What a Ball Venice is

I have just returned from my third visit to Italy, with the intent on visiting the south, as I had never been there before. My flight took me to Venice and I decided to stay a few days, just to see if anything had changed. All was exactly as I remembered. The 800 year old buildings still looked old and the water in the canals was the same shade of green. What was gone was the smell associated with the city. It appears the government has gone to great lengths to keep the metropolis from sinking (it has been dropping at a rate of 2 millimetres per year) by restricting and controlling the flow of the tide, aiding in the preservation of the buildings and somehow eliminating the stagnant odour.

The only place worth staying in Venice is in St. Mark’s Square, the hubbub of activity. There are a few things you should be aware of: from the airport a 40 minute water taxi will take you to the square, but you will have to drag your suitcases along cobbled streets for 10-15 minutes. In itself that is not such an ordeal, but after a lengthy flight, a choppy boat ride, thirty plus degree heat and a bevy of tourists rushing nowhere fast in all directions, it can be quite an ordeal.
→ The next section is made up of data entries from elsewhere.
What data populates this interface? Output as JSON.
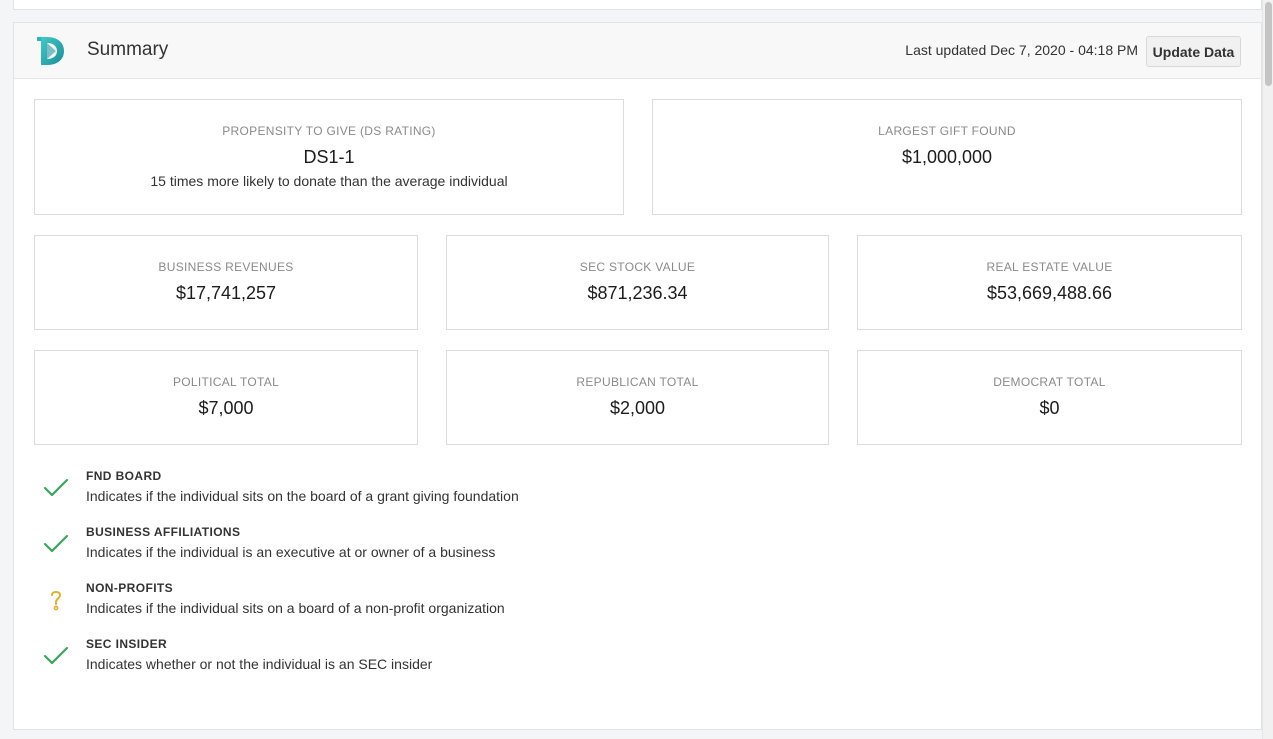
{
  "header": {
    "title": "Summary",
    "last_updated": "Last updated Dec 7, 2020 - 04:18 PM",
    "update_button": "Update Data"
  },
  "propensity": {
    "label": "PROPENSITY TO GIVE (DS RATING)",
    "value": "DS1-1",
    "note": "15 times more likely to donate than the average individual"
  },
  "largest_gift": {
    "label": "LARGEST GIFT FOUND",
    "value": "$1,000,000"
  },
  "metrics": [
    {
      "label": "BUSINESS REVENUES",
      "value": "$17,741,257"
    },
    {
      "label": "SEC STOCK VALUE",
      "value": "$871,236.34"
    },
    {
      "label": "REAL ESTATE VALUE",
      "value": "$53,669,488.66"
    },
    {
      "label": "POLITICAL TOTAL",
      "value": "$7,000"
    },
    {
      "label": "REPUBLICAN TOTAL",
      "value": "$2,000"
    },
    {
      "label": "DEMOCRAT TOTAL",
      "value": "$0"
    }
  ],
  "indicators": [
    {
      "title": "FND BOARD",
      "description": "Indicates if the individual sits on the board of a grant giving foundation",
      "status": "check"
    },
    {
      "title": "BUSINESS AFFILIATIONS",
      "description": "Indicates if the individual is an executive at or owner of a business",
      "status": "check"
    },
    {
      "title": "NON-PROFITS",
      "description": "Indicates if the individual sits on a board of a non-profit organization",
      "status": "unknown"
    },
    {
      "title": "SEC INSIDER",
      "description": "Indicates whether or not the individual is an SEC insider",
      "status": "check"
    }
  ],
  "icons": {
    "logo": "ds-logo-icon",
    "check": "check-icon",
    "unknown": "question-mark-icon"
  },
  "colors": {
    "check": "#3aa35a",
    "unknown": "#e0b12a",
    "logo": "#2bb5b3"
  }
}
Most of the hotels are small and quaint, which is one if the reasons we visit Europe, however, elevators (if installed) are slow and unreliable. Not to be negative, but preparedness goes a long way in making your adventure enjoyable. Once settled in, it is time to explore and there is no better town in Europe to do just that. St Mark’s Square comes to life as soon as you stand in its centre. The Doge’s Palace, next to the Cathedral of St. Mark, stands directly across from the famous bell tower. Former government offices line the remaining three sides; all built in a Byzantine style and kept clean and restored.

Tourists are almost as abundant as pigeons, however before 9 am or after 5 pm the square empties out, except for a handful of tourists who are staying in the area. It seems the majority of visitors